### What the task requires
Locate each line below that includes "icon" and reproduce it.

### Data supplied
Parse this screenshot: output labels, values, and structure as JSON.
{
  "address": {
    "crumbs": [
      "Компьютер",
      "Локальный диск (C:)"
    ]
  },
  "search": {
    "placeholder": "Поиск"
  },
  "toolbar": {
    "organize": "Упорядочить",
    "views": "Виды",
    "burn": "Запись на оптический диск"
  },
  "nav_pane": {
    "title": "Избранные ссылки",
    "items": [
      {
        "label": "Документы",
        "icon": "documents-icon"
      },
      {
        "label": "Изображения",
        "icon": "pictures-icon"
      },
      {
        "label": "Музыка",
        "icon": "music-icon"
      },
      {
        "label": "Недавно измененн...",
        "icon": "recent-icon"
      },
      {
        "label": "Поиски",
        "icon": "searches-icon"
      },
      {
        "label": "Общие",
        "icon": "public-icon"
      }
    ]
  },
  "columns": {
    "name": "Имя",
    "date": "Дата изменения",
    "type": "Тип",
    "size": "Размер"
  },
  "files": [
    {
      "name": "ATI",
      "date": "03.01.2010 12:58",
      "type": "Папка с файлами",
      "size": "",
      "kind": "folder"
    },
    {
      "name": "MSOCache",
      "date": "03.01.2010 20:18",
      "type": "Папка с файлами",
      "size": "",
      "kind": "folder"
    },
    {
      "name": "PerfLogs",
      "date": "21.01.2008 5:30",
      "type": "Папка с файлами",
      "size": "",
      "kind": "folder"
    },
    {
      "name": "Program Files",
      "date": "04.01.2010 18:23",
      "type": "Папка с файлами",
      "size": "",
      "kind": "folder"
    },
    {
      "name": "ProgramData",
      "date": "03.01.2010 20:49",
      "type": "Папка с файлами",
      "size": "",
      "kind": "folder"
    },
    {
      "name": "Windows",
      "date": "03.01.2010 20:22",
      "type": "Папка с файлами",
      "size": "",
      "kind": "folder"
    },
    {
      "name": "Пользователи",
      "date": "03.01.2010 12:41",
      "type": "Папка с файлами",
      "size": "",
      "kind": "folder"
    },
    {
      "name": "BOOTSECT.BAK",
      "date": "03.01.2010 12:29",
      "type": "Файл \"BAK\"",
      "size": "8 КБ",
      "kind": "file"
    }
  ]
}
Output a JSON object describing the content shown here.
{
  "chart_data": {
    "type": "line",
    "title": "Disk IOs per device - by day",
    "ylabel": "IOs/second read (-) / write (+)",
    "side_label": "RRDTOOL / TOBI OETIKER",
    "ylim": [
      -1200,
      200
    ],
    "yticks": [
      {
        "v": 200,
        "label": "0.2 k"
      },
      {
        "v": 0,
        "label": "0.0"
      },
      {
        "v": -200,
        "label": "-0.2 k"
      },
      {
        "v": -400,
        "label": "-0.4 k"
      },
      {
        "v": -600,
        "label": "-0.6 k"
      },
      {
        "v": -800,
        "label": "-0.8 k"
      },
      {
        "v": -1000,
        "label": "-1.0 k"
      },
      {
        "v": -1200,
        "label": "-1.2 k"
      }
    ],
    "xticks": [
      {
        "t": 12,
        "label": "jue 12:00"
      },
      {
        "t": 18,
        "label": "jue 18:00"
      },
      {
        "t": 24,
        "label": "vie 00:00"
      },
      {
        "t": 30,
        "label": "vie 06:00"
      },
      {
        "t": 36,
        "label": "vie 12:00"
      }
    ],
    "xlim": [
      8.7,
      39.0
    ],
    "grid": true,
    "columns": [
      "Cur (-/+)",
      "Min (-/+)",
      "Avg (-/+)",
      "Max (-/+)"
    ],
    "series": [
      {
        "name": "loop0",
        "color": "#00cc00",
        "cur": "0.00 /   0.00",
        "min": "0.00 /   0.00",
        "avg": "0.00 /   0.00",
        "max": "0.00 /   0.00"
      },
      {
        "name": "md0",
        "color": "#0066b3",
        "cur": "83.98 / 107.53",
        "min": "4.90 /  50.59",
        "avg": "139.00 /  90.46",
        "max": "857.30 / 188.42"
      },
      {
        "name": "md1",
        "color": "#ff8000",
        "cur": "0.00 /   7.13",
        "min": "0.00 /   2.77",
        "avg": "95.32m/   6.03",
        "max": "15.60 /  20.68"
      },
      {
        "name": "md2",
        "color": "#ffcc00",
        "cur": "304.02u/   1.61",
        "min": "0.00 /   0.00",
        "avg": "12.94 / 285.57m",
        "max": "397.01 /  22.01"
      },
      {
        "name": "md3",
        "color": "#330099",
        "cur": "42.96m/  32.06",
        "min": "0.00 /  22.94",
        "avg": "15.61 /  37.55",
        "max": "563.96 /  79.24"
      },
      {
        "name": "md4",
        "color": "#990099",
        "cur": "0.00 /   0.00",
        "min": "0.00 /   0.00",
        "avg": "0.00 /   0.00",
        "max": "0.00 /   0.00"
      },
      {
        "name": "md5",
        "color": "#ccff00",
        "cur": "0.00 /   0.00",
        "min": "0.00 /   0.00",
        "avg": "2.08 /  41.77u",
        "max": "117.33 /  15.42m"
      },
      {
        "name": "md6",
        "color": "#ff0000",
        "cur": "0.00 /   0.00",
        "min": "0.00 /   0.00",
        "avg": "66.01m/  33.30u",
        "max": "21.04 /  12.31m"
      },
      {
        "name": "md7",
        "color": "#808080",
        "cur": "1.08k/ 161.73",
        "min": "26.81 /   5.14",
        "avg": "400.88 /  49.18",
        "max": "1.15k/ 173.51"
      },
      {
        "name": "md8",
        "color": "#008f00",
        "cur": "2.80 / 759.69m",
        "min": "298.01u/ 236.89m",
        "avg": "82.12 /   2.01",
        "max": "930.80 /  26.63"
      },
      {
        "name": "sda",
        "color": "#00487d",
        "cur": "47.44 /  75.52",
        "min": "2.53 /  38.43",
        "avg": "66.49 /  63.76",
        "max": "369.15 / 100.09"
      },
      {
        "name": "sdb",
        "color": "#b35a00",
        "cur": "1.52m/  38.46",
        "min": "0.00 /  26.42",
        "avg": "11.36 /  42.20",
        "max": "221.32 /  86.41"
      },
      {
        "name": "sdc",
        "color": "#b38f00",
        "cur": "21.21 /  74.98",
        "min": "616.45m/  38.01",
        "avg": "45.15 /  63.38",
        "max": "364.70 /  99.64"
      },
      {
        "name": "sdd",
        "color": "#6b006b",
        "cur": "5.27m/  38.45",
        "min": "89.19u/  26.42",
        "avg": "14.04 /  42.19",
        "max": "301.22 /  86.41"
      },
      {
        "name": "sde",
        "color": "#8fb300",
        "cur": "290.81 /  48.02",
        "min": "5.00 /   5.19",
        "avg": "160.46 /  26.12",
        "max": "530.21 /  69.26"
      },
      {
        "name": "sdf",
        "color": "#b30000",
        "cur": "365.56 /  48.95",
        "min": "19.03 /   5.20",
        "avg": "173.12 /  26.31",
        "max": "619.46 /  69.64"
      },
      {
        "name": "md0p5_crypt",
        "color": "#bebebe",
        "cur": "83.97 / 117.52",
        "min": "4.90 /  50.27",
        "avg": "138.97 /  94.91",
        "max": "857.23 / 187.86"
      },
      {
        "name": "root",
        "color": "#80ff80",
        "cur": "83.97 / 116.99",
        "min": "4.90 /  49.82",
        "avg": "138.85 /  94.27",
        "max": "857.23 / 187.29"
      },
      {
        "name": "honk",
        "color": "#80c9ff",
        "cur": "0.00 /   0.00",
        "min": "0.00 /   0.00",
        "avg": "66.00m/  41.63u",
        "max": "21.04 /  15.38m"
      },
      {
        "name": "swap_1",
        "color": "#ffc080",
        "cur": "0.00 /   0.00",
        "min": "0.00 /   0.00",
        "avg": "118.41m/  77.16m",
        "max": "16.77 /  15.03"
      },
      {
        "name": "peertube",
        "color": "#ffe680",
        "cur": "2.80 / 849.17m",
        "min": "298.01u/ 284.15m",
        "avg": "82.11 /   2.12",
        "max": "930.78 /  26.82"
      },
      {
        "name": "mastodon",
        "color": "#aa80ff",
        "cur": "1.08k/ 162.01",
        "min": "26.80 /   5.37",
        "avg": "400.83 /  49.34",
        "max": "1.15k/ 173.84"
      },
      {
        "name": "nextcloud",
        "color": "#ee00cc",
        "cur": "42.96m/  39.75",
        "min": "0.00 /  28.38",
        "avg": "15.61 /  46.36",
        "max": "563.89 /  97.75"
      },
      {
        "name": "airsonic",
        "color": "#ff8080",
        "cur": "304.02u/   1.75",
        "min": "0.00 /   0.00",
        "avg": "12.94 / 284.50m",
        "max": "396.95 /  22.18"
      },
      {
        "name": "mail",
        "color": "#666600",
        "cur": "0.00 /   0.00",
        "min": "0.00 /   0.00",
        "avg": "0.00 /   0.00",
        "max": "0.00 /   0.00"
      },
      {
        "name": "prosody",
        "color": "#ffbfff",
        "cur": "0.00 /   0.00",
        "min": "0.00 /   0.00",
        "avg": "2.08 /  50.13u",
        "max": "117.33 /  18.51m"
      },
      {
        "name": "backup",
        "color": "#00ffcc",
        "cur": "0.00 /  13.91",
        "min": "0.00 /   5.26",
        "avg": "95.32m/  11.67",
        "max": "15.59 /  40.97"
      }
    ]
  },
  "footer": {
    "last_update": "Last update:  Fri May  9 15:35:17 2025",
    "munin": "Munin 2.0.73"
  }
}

### Output
        "icon": "documents-icon"
        "icon": "pictures-icon"
        "icon": "music-icon"
        "icon": "recent-icon"
        "icon": "searches-icon"
        "icon": "public-icon"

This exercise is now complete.